At the same time, we care for others by going to work, providing shelter and food for our families, caring for the needy, and looking after the environment. (Read “Is God ‘Green’?” Page 10.) We care for the spiritual welfare of our neighbors through prayer, catechesis, and bringing the Gospel to bear upon their lives.
Keeping them distinct
We must remember that these are two different kinds of righteousness. We dare not confuse them. To confuse them destroys our relationship with God, with other human beings, and with the non-human creation. It distorts and destroys our humanity.
We lose our identity when we take our accomplishments in the world and make them the basis for our relationship with God. It happens when we decide to take charge of our relationship with God and seek God’s approval on our terms. This legalistic approach to God reverses the relationship between God and His human creatures. It also affects our horizontal relationships. For we must now use our neighbor in order to put God into our debt. That is to say, we help our neighbor only because it really helps us to win God’s favor or to make us feel good about ourselves.
It is this to which Luther said “no.” We are children of God by faith apart from our works. The law makes it clear that if we seek a performance review from God, we will never measure up.
To the question, “How am I doing?” the Law gives only one answer: “You have not done enough. Try harder.”
For this reason, Christians listen only to the voice of the Gospel and turn a deaf ear to the Law’s accusations. Because legalism is a perennial human problem, the Christian life must remain a life of ongoing repentance, a daily return to our baptism where the old creature is executed and the new creature arises to a new life.
A less common but equally dangerous way of confusing the two kinds of righteousness is to contend that redemption is our only concern. “I’m saved, that’s the only thing that matters.”
This can result from a misunderstanding of the line, “Heaven is my home; I am but a stranger here.” Since heaven is our home, this current world is no concern to us. This approach results in various forms of antinomianism-the belief that the Law no longer applies to Christians. It ignores the fundamental nature of salvation as a renewal of creation and not as a destruction of it.
As Christ descended and became incarnate, so we are sent into the world for the purpose of maintaining it while we await the revelation of the new creation. With our relationship to God eternally secure, faith unleashes our activity into the world around us. No longer needing to take care of ourselves, we can go above and beyond the call of duty in serving our neighbor. Faith does not simply avoid “hurting or harming our neighbor,” but it seeks to “help and support him in every physical need.” We can roll up our sleeves and get to work in a world that belongs to Christ.

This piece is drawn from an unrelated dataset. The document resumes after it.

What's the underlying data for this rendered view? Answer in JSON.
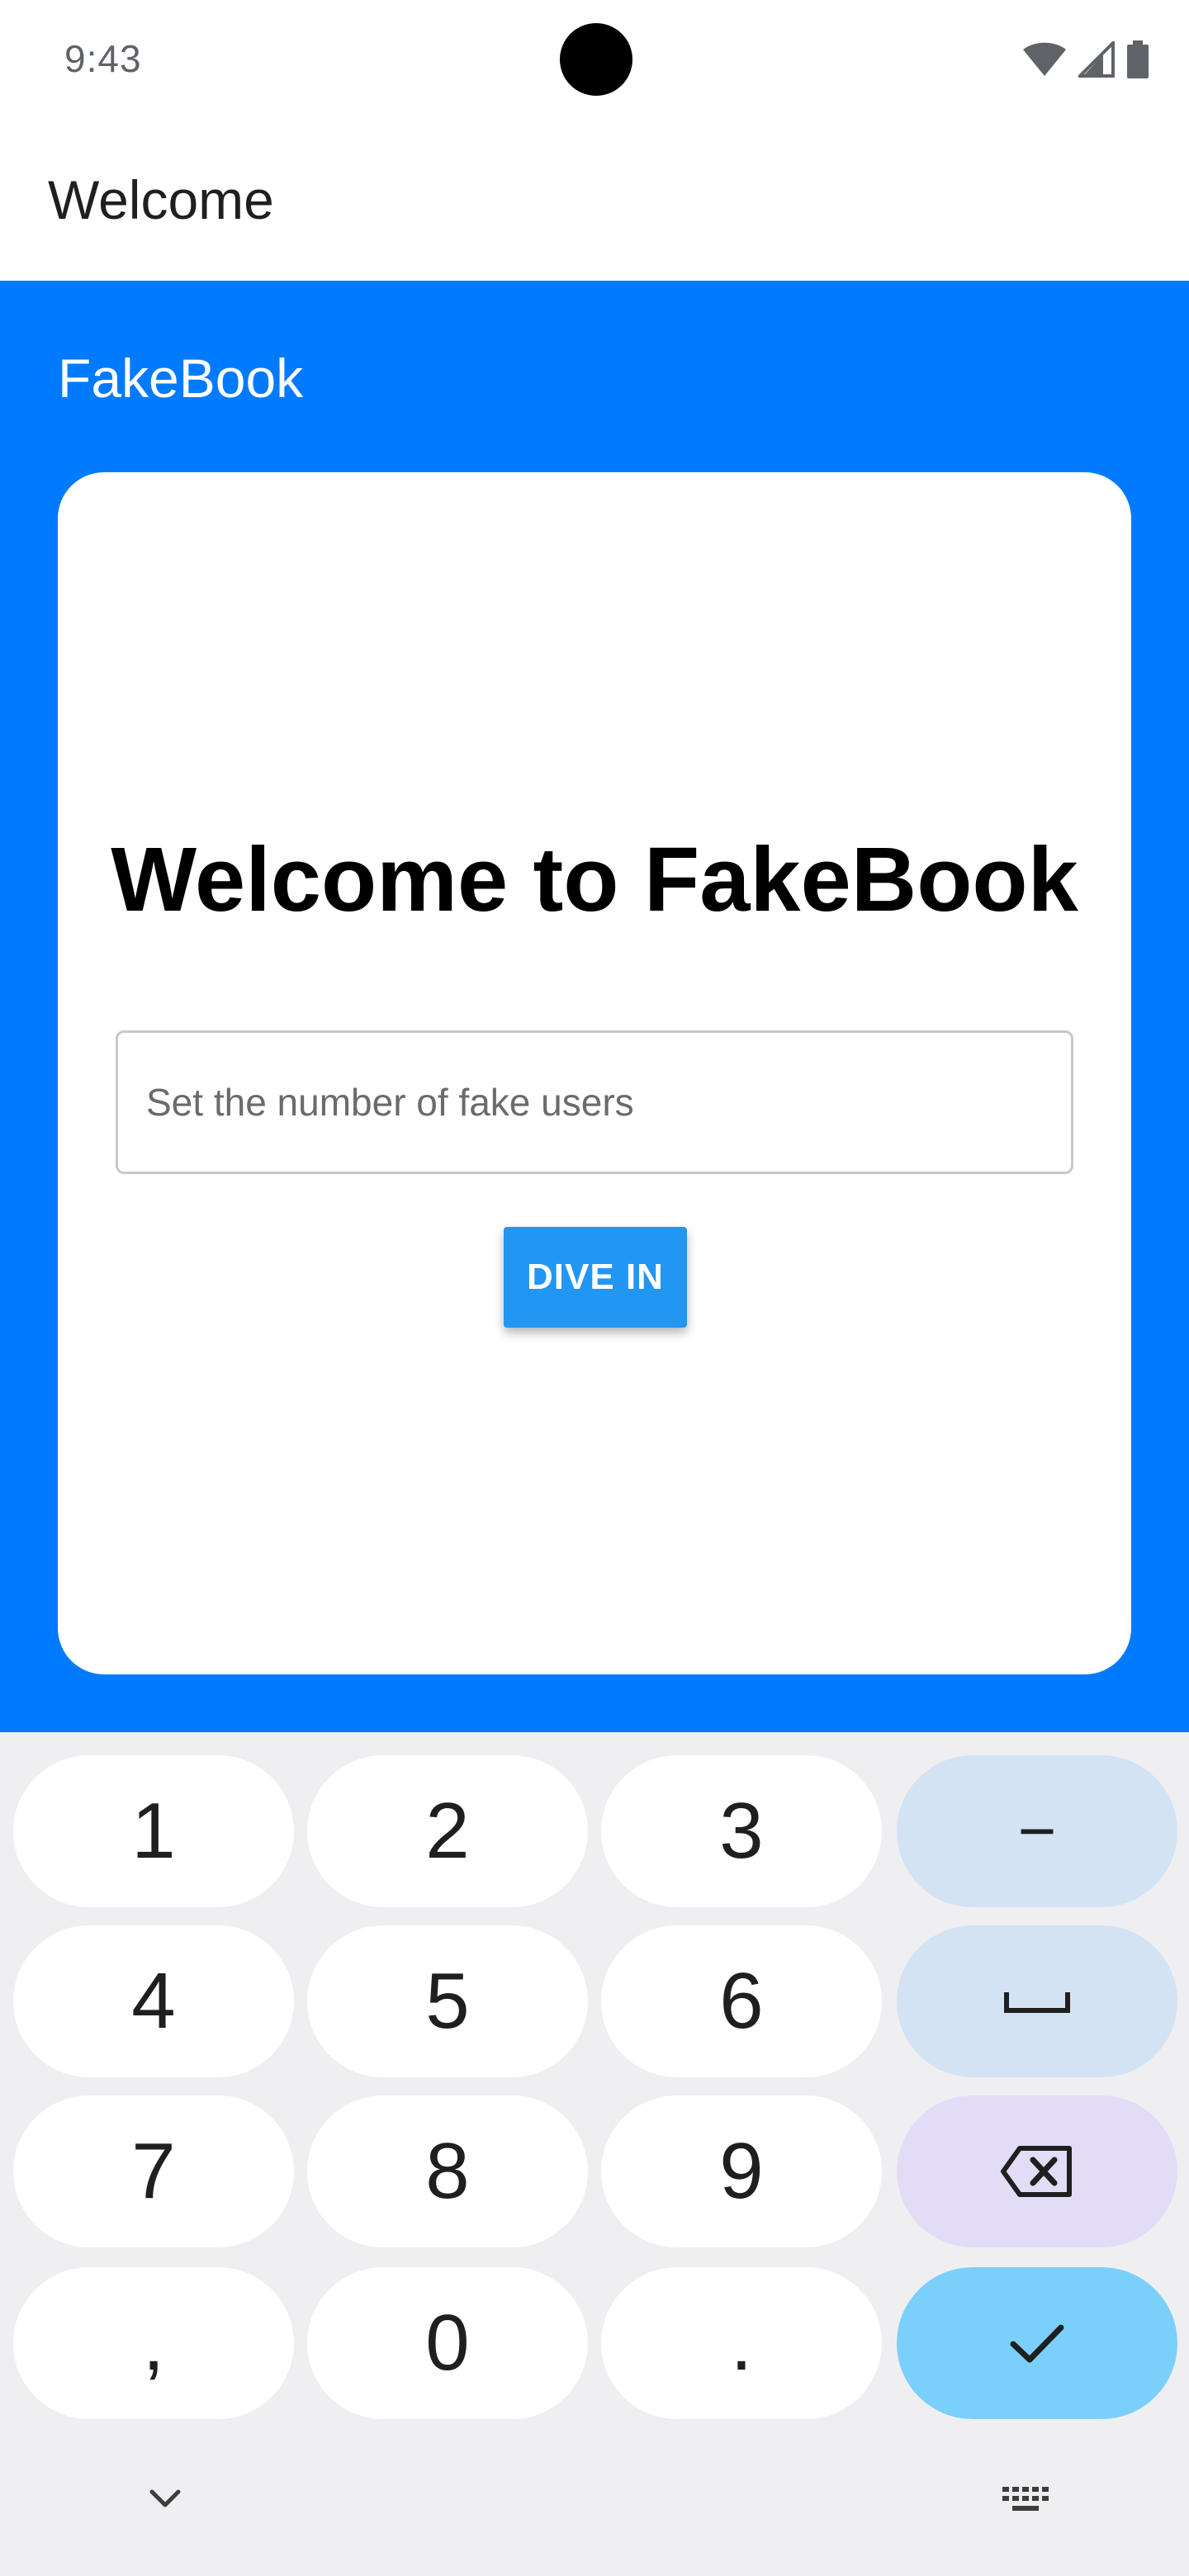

So how do we seek both kinds of righteousness without confusing them? Respect the distinctive nature and purpose of the two relationships in which God has placed us. Seek the righteousness of faith in Christ for the sake of our life with God. Live for others not because it saves you or gives you an ironclad assurance of salvation, but because it is good for God’s world.
As human beings we live a cruciform existence. Bob Kolb, a fellow professor at Concordia Seminary, describes the Christian life in its two dimensions this way: Human life is cruciform—eyes lifted to focus on God, feet firmly planted on His earth, arms stretched out in mutual support of those God has placed around us. Having the focus of our lives directed toward Christ inevitably extends our arms to our neighbors. As Luther put it, this is “our theology.”